For Washington, DC, I had just moved to a new city, my apartment had burned down a few months prior and I needed a goal to look forward to. Running in a new city helps you gather your bearings, and when it was suggested, I agreed to run. I walked quite a bit during that race but I finished and enjoyed it! There was SO much less pressure. This time, I knew I could do it. I knew I was physically capable of finishing.

For Virginia Beach, I was first going down to watch and cheer for a friend when plans changed and I decided to run with! I recruited two others to come along as well and we turned it into one big beach weekend party. I had started cross-training in prep for this race and I knew I could beat my time. So I decided to go for it, set the goal, and make it happen.

For Philly, I wanted to finish strong. I trained, I cross-trained, I wanted to finish and not feel like I was going to die after :) I knew the course, I knew the elevations, I knew what parts could be troublesome. But I was going to finish and finish strong.

For Brooklyn, my original goal was to finish, have fun, and enjoy the route. It was going to be a no pressure run. It was going to be a "run because I like running" run. Seven weeks in and it turned into a "oh gosh. This might be my last half marathon" kind of run. My knees were aching. After every run I had to come home, ice them, take meds, and rest. Going up and down stairs at my apartment was painful. I began mentally planning for my final race. I wouldn't stop running altogether, but I would not be running long distances anymore. I had friends praying for my knees. That they would be strong and help me cross the finish line.

Two weeks before the race, I found out I would have a cheering squad on the sidelines. Several friends from DC were coming to NYC for the weekend and changed their plans a bit to make time to come cheer for me. The pressure was on. I HAD to finish. My friends were coming. To cheer for ME! I had to finish the race.

Saturday morning comes and my friend Leticia and I arrive at the start line with every intent of running our own race. That's the beauty of running. You run your own race- at your own pace. We said goodbye and knew we would meet up at the finish.

I had decided to slow things down and listen to my body. I repeated to myself more than a dozen times "you don't have to be a hero. If you need to stop, do it. This is your race. Run your own race." At mile six I felt good. At mile seven my knee buckled. I stopped, massaged it out, and walked a bit. I attempted running again and it felt OK. I kept going. At mile 10. Oooooh at mile ten. The most beautiful site. For the first time in any race I'd ever run, I saw a sign. "GO MINDA." And I saw six beautiful faces of friends who sacrificed their cozy and restful morning to come cheer. There was nothing in it for them. They received no medal at the end. They didn't get the free shirt. They just came to cheer me on. I tear up even typing this out. Guys. Having friends cheer for you is the best. I stopped for a selfie, some high fives, and finished my race. I felt strong, I felt energized, and I felt ready to tackle those final three miles.

I crossed the finish line, got my medal, visited the medical tent for some ice and had them wrap my knee, and went to find Leticia.

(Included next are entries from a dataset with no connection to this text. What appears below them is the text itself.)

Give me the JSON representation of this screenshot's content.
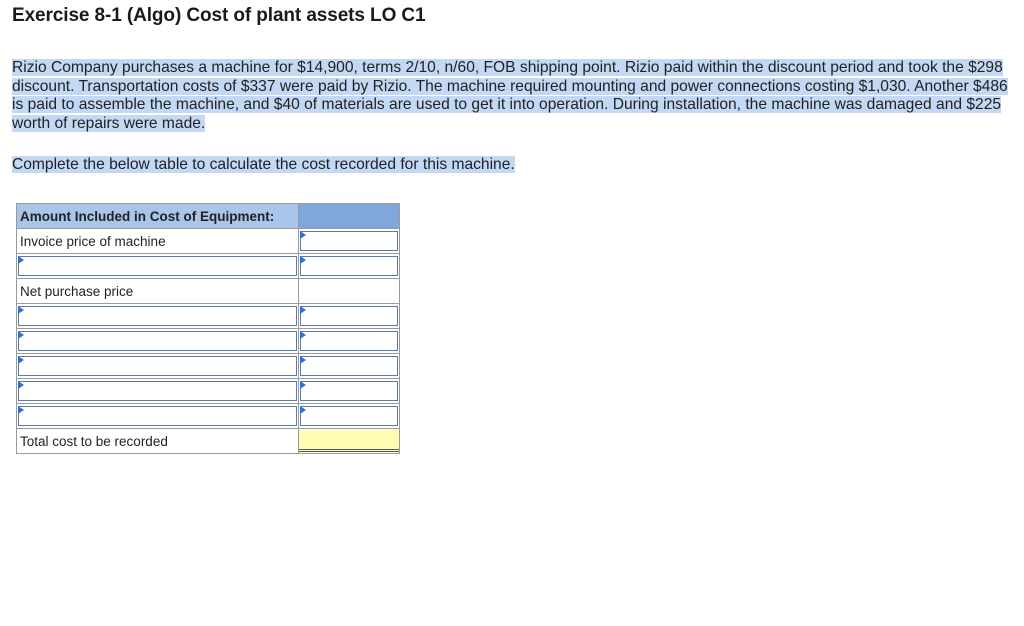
{
  "title": "Exercise 8-1 (Algo) Cost of plant assets LO C1",
  "problem": {
    "paragraph": "Rizio Company purchases a machine for $14,900, terms 2/10, n/60, FOB shipping point. Rizio paid within the discount period and took the $298 discount. Transportation costs of $337 were paid by Rizio. The machine required mounting and power connections costing $1,030. Another $486 is paid to assemble the machine, and $40 of materials are used to get it into operation. During installation, the machine was damaged and $225 worth of repairs were made.",
    "instruction": "Complete the below table to calculate the cost recorded for this machine."
  },
  "table": {
    "header": "Amount Included in Cost of Equipment:",
    "row_invoice": "Invoice price of machine",
    "row_net": "Net purchase price",
    "row_total": "Total cost to be recorded"
  }
}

Five half marathons complete.

I'm not sure what my next race will be. I will most likely visit a doctor to have my knees checked out. I will keep running. But my next goal is to find someone to cheer for.

Who are you cheering for? In life... Who is cheering you on? Who shows up for the big events? Who are the people that you say "it's a non negotiable- I'm gonna be there."?

Weddings and babies aren't the only times we should be showing up and cheering for people. We are really good at celebrating those things. We like celebrating those so much we even created things called "gender reveal" parties and engagement parties. Those are big things, yes. But there are other big things happening in people's lives.

Go show up and cheer for someone this week. Find a reason to celebrate them. Especially if it means there is nothing in it for you. You will make their day/week/month/year. I promise.


No comments:

Post a Comment